"The Parent is the Boss and...."
I am talking with Richie about how he fights with his mother in his small NYC apartment when she looms over him screaming about how he hasn’t taken out the garbage. Richie, in these moments, usually sits down on a nearby chair, as if he is submitting –his eyes glazed. But in session, as I look at him acting out what happens, I realize things are not what they appear. Richie describes what his body is doing in the chair. He is tensing and bringing up his shoulders, shortening his breath to a trickle while secretly puffing his chest out in defiance. My guess is that Mom can’t see Richie doing this but on a visceral level, she can feel it and that makes her even more upset.

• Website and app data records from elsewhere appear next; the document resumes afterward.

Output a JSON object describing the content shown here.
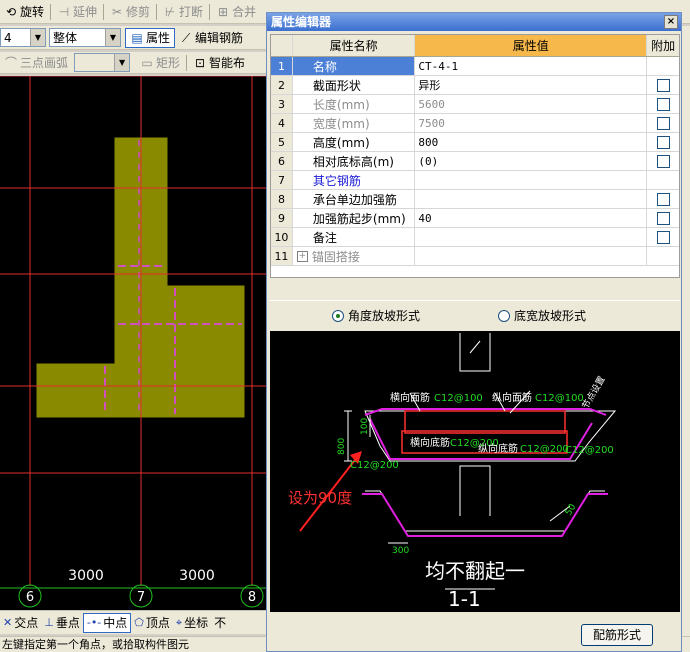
{
  "toolbar1": {
    "items": [
      {
        "label": "旋转",
        "icon": "rotate-icon",
        "enabled": true
      },
      {
        "label": "延伸",
        "icon": "extend-icon",
        "enabled": false
      },
      {
        "label": "修剪",
        "icon": "trim-icon",
        "enabled": false
      },
      {
        "label": "打断",
        "icon": "break-icon",
        "enabled": false
      },
      {
        "label": "合并",
        "icon": "merge-icon",
        "enabled": false
      }
    ]
  },
  "toolbar2": {
    "floor_value": "4",
    "component_value": "整体",
    "property_label": "属性",
    "edit_rebar_label": "编辑钢筋"
  },
  "toolbar3": {
    "arc_label": "三点画弧",
    "rect_label": "矩形",
    "smart_label": "智能布"
  },
  "cad": {
    "dims": [
      "3000",
      "3000"
    ],
    "axes": [
      "6",
      "7",
      "8"
    ]
  },
  "snapbar": {
    "items": [
      {
        "label": "交点",
        "icon": "intersection-icon",
        "on": false
      },
      {
        "label": "垂点",
        "icon": "perpendicular-icon",
        "on": false
      },
      {
        "label": "中点",
        "icon": "midpoint-icon",
        "on": true
      },
      {
        "label": "顶点",
        "icon": "vertex-icon",
        "on": false
      },
      {
        "label": "坐标",
        "icon": "coordinate-icon",
        "on": false
      },
      {
        "label": "不",
        "icon": "",
        "on": false
      }
    ]
  },
  "status_text": "左键指定第一个角点，或拾取构件图元",
  "dialog": {
    "title": "属性编辑器",
    "close": "×",
    "headers": {
      "name": "属性名称",
      "value": "属性值",
      "extra": "附加"
    },
    "rows": [
      {
        "no": "1",
        "name": "名称",
        "value": "CT-4-1",
        "check": false,
        "style": "sel"
      },
      {
        "no": "2",
        "name": "截面形状",
        "value": "异形",
        "check": true,
        "style": ""
      },
      {
        "no": "3",
        "name": "长度(mm)",
        "value": "5600",
        "check": true,
        "style": "grey"
      },
      {
        "no": "4",
        "name": "宽度(mm)",
        "value": "7500",
        "check": true,
        "style": "grey"
      },
      {
        "no": "5",
        "name": "高度(mm)",
        "value": "800",
        "check": true,
        "style": ""
      },
      {
        "no": "6",
        "name": "相对底标高(m)",
        "value": "(0)",
        "check": true,
        "style": ""
      },
      {
        "no": "7",
        "name": "其它钢筋",
        "value": "",
        "check": false,
        "style": "blue"
      },
      {
        "no": "8",
        "name": "承台单边加强筋",
        "value": "",
        "check": true,
        "style": ""
      },
      {
        "no": "9",
        "name": "加强筋起步(mm)",
        "value": "40",
        "check": true,
        "style": ""
      },
      {
        "no": "10",
        "name": "备注",
        "value": "",
        "check": true,
        "style": ""
      },
      {
        "no": "11",
        "name": "锚固搭接",
        "value": "",
        "check": false,
        "style": "grey-plus"
      }
    ],
    "radio_angle": "角度放坡形式",
    "radio_width": "底宽放坡形式",
    "config_button": "配筋形式"
  },
  "preview": {
    "label_horiz_top": "横向面筋",
    "label_horiz_top_spec": "C12@100",
    "label_long_top": "纵向面筋",
    "label_long_top_spec": "C12@100",
    "label_horiz_bot": "横向底筋",
    "label_horiz_bot_spec": "C12@200",
    "label_long_bot": "纵向底筋",
    "label_long_bot_spec": "C12@200",
    "label_left_spec": "C12@200",
    "label_right_spec": "C12@200",
    "label_side": "节点设置",
    "dim_800": "800",
    "dim_100": "100",
    "dim_300": "300",
    "dim_50": "50",
    "annotation": "设为90度",
    "caption": "均不翻起一",
    "section": "1-1"
  }
}
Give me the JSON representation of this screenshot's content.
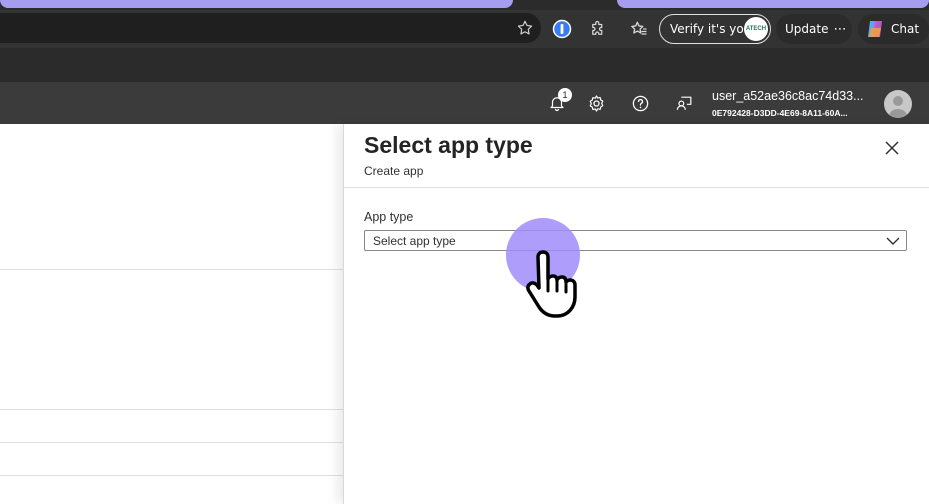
{
  "browser": {
    "verify_label": "Verify it's you",
    "verify_avatar_text": "ATECH",
    "update_label": "Update",
    "update_more": "⋯",
    "chat_label": "Chat"
  },
  "portal_header": {
    "notification_count": "1",
    "user_name": "user_a52ae36c8ac74d33...",
    "user_tenant": "0E792428-D3DD-4E69-8A11-60A..."
  },
  "panel": {
    "title": "Select app type",
    "subtitle": "Create app",
    "field_label": "App type",
    "select_placeholder": "Select app type"
  },
  "colors": {
    "tab_accent": "#a59ef0",
    "click_indicator": "#a08cfa"
  }
}
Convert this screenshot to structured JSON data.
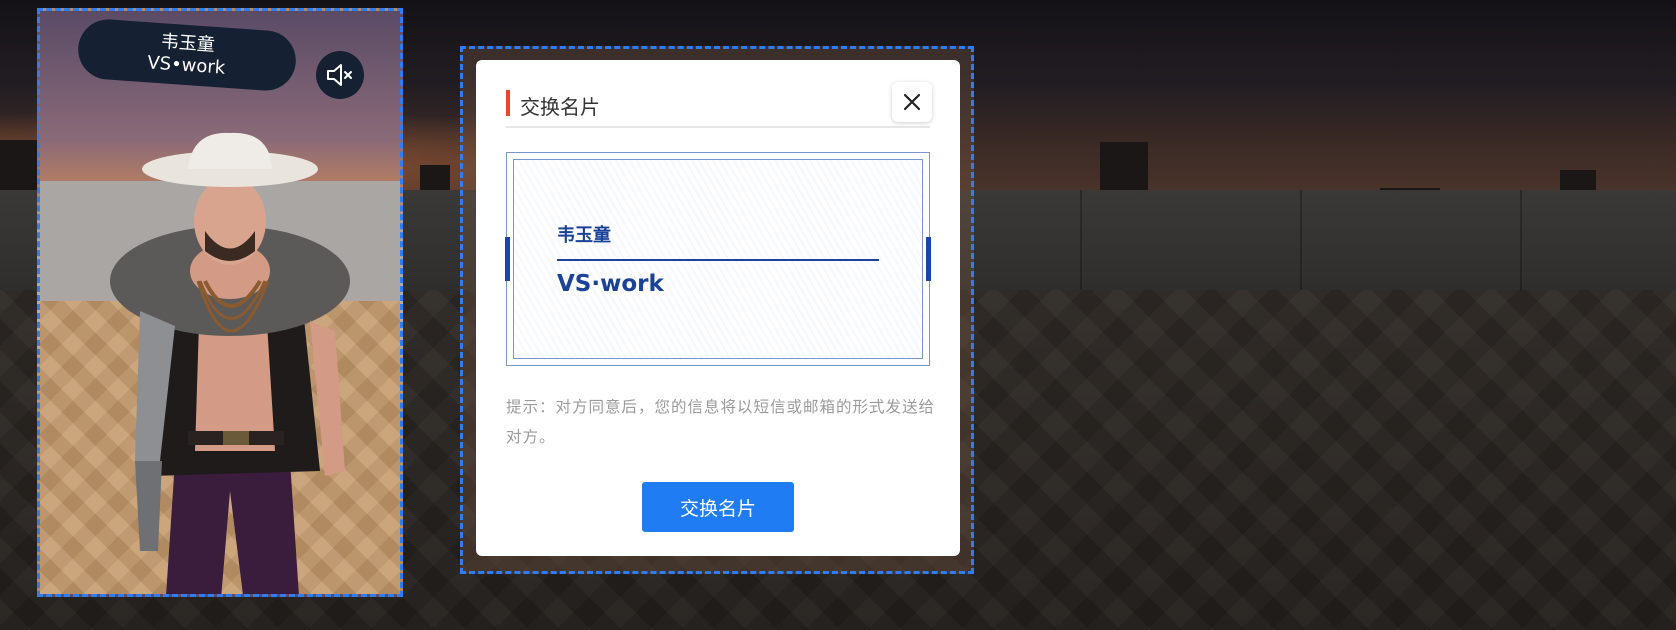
{
  "avatar": {
    "name": "韦玉童",
    "company": "VS•work",
    "mute_icon": "speaker-muted-icon"
  },
  "dialog": {
    "title": "交换名片",
    "close_icon": "close-icon",
    "card": {
      "name": "韦玉童",
      "company": "VS·work"
    },
    "hint": "提示：对方同意后，您的信息将以短信或邮箱的形式发送给对方。",
    "confirm_label": "交换名片"
  },
  "colors": {
    "accent_blue": "#1f7cf3",
    "card_blue": "#1a4299",
    "title_accent": "#f0432b",
    "selection_dash": "#2f7df6"
  }
}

I teach Richie that there is an alternative. What would it be like if he could sense his own body’s reactions? Yes, it makes sense to sit down. If he noticed his breathing and deepened it, could he reflect that she really does have something to say and that he can, for the moment, just listen? What would happen if he brought his shoulders down? Would his breath deepen naturally? Could he think with a touch more clarity? Could he feel his own heart, knowing how hard it is to be yelled at, and know that this is a moment that will pass? That this uncomfortable moment is more likely to pass in peace for him and for his mother if he knows how he really feels rather than moves automatically into defense?
Defense breeds offense. Feeling allows for flow. In parent child relationships and in life.
THOUGHTS FOR PARENTS WHO ARE CONCERNED ABOUT SCREEN USE and SLEEP from The Yellin Center in NYC